(PROBLEM): Using the records below, report how many lines include "into", and give no more than the number.

(DATA FOR THIS EXERCISE):
☆ ☆ ☆
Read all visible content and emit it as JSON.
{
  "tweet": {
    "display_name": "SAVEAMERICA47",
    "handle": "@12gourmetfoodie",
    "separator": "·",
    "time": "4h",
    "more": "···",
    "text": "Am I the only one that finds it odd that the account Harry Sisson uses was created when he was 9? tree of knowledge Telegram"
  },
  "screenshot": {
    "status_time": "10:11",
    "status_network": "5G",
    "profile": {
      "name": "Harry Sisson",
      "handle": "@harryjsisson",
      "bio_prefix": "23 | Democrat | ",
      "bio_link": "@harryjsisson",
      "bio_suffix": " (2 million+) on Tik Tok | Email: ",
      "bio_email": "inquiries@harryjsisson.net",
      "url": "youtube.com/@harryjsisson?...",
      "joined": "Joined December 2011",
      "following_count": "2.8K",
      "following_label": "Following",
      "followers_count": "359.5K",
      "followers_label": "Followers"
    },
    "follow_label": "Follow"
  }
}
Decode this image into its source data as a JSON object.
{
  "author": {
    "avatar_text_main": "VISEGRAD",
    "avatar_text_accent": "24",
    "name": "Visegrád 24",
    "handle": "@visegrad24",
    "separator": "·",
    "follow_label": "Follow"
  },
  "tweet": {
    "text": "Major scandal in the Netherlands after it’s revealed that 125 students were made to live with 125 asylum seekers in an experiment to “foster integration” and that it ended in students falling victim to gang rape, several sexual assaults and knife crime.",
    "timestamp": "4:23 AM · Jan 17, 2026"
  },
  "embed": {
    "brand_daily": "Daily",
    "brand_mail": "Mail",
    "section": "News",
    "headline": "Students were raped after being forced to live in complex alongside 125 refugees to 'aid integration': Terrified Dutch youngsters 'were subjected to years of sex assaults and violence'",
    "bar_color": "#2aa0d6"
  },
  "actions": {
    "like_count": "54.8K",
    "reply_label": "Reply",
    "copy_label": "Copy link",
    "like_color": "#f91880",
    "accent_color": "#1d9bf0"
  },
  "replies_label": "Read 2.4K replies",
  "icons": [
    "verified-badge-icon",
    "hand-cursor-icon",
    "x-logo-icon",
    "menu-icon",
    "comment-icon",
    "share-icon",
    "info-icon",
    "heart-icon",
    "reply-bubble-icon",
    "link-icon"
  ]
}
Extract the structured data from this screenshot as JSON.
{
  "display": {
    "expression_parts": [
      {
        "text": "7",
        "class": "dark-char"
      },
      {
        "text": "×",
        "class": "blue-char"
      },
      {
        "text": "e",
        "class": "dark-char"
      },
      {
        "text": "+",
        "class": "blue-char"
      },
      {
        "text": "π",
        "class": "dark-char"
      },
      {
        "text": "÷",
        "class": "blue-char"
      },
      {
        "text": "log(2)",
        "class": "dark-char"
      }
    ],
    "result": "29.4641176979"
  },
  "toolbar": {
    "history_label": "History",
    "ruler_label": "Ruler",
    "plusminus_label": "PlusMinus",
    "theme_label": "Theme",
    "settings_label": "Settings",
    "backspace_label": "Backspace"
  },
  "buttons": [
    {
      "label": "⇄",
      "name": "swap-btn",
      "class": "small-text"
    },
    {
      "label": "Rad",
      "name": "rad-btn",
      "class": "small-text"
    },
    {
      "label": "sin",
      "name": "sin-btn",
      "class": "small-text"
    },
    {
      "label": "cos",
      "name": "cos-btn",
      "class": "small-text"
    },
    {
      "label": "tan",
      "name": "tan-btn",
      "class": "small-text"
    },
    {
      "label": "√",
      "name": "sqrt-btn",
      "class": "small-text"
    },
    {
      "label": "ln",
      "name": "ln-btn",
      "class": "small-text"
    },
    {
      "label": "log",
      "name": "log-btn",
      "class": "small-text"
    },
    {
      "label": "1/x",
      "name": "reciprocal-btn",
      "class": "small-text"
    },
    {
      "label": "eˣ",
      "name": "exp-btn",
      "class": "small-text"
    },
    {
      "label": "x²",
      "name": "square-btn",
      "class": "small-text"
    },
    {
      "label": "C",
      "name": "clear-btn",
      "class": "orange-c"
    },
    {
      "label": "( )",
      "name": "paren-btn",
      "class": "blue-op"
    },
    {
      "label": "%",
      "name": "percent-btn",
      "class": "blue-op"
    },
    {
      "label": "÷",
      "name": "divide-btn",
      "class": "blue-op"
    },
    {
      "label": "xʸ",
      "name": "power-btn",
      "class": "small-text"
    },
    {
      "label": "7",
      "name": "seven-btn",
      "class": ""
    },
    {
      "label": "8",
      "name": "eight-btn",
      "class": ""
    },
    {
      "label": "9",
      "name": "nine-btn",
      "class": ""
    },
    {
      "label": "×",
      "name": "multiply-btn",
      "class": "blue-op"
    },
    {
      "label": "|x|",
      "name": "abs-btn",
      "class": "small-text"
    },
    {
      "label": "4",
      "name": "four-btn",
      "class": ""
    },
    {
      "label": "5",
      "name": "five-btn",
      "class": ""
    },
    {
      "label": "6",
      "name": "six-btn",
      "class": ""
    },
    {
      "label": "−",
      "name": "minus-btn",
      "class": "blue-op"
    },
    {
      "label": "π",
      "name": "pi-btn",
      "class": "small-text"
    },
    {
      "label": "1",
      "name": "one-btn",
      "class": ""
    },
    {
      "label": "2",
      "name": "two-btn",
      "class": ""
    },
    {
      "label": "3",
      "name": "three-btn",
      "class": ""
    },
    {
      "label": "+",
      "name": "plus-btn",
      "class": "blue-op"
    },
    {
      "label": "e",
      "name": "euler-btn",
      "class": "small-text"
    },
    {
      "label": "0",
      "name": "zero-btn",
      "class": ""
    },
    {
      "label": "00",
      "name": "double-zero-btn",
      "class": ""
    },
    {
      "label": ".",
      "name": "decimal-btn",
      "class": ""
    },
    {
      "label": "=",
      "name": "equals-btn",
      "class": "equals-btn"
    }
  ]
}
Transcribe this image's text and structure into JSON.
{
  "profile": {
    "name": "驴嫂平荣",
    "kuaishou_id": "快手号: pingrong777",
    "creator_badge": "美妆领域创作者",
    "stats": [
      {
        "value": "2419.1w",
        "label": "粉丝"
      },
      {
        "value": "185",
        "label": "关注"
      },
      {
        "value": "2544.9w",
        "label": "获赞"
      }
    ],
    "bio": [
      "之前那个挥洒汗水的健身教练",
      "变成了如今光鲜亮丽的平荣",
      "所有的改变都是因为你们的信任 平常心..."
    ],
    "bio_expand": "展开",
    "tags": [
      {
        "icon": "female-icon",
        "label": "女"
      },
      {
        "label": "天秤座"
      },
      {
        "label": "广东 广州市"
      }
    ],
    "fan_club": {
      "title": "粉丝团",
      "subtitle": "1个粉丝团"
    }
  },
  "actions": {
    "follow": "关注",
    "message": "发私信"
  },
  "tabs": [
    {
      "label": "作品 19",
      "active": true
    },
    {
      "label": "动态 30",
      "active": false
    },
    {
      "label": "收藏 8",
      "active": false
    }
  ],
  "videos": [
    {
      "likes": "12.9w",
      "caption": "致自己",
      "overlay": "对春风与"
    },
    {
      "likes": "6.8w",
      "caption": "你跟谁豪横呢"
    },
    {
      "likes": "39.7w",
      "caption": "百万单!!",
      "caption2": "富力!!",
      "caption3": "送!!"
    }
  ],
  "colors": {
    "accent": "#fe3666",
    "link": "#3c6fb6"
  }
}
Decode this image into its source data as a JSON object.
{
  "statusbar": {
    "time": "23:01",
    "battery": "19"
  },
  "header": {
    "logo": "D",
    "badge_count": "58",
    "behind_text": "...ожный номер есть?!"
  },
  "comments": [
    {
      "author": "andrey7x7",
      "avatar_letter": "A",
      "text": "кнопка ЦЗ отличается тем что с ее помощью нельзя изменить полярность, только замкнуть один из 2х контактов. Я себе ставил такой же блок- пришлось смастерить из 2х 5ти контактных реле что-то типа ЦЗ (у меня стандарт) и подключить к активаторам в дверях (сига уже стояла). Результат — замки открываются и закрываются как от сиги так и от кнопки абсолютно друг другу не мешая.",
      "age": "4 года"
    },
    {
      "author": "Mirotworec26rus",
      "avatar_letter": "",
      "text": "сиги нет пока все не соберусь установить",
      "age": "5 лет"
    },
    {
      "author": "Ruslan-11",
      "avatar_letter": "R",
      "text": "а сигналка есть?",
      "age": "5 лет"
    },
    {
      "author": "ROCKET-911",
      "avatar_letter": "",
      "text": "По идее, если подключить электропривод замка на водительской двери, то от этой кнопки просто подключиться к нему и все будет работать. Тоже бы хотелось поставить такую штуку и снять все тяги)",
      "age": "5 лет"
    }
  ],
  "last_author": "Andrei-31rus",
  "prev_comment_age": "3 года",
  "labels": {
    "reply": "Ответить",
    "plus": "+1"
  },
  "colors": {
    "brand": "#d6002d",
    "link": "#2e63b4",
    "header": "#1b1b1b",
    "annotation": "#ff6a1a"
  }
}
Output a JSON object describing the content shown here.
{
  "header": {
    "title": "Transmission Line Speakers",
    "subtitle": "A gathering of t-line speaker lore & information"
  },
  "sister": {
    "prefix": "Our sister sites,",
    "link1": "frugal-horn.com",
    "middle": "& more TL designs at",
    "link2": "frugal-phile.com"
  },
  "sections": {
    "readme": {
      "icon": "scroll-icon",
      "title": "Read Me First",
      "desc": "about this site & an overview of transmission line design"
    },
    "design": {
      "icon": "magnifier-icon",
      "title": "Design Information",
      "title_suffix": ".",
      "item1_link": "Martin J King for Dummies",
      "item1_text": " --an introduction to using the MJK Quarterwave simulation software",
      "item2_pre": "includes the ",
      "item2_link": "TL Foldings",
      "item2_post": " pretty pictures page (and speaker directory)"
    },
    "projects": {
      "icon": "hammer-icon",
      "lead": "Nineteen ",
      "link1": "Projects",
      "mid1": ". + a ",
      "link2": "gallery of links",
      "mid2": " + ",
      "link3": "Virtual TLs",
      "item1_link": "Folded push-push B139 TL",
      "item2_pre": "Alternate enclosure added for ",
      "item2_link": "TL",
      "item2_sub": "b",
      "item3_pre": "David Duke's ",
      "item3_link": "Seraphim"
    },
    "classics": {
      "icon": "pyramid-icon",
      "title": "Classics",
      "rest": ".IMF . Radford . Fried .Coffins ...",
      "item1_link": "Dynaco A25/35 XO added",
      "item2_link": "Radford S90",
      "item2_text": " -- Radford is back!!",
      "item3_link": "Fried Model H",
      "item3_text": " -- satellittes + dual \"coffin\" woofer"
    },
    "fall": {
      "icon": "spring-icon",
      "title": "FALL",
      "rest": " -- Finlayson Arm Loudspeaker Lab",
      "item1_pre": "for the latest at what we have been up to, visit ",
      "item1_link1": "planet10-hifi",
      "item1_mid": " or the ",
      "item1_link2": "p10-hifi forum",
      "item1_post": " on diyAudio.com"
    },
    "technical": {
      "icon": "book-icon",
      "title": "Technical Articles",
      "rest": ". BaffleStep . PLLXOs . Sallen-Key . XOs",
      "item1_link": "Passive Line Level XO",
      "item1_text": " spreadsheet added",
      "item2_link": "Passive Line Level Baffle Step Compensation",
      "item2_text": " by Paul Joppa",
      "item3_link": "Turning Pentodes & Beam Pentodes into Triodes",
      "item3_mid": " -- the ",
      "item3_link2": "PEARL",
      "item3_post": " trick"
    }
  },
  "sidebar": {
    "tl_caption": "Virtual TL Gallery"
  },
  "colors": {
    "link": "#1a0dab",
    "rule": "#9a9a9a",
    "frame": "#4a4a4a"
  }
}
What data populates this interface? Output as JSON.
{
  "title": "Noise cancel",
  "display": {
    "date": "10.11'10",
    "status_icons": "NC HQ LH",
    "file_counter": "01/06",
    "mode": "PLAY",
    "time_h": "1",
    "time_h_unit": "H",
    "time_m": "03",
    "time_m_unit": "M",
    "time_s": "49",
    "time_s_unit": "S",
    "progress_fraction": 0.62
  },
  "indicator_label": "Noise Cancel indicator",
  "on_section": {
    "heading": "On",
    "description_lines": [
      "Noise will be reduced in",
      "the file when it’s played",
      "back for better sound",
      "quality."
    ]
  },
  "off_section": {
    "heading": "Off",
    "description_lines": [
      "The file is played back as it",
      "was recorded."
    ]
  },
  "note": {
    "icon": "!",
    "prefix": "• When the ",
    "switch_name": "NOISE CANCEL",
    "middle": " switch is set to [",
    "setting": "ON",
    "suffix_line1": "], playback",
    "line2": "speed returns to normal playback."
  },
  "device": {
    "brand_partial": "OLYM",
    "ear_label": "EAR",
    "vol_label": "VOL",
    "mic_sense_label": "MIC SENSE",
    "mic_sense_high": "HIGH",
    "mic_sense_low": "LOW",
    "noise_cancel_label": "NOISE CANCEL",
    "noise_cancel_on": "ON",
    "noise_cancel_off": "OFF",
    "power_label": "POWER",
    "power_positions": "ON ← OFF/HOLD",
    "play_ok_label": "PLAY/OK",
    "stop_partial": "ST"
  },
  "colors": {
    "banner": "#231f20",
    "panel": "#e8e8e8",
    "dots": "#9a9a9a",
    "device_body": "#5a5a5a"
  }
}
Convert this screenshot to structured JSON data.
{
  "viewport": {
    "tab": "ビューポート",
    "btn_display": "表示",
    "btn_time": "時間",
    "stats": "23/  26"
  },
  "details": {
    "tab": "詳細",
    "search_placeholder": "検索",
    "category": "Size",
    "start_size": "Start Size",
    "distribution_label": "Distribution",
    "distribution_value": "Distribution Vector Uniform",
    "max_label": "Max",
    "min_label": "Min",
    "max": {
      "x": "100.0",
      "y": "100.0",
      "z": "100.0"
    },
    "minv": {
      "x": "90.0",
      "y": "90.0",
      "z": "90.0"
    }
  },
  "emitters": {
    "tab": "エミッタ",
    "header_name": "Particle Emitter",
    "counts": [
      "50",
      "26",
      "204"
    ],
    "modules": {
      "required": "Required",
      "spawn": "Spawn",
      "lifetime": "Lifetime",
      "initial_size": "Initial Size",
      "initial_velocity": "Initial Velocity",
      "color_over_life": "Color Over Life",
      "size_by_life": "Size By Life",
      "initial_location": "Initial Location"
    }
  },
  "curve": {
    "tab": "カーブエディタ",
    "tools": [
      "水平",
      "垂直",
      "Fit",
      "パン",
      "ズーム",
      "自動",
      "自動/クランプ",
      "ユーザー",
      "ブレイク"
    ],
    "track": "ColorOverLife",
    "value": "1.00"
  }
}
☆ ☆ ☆
(PROBLEM SOLUTION): 4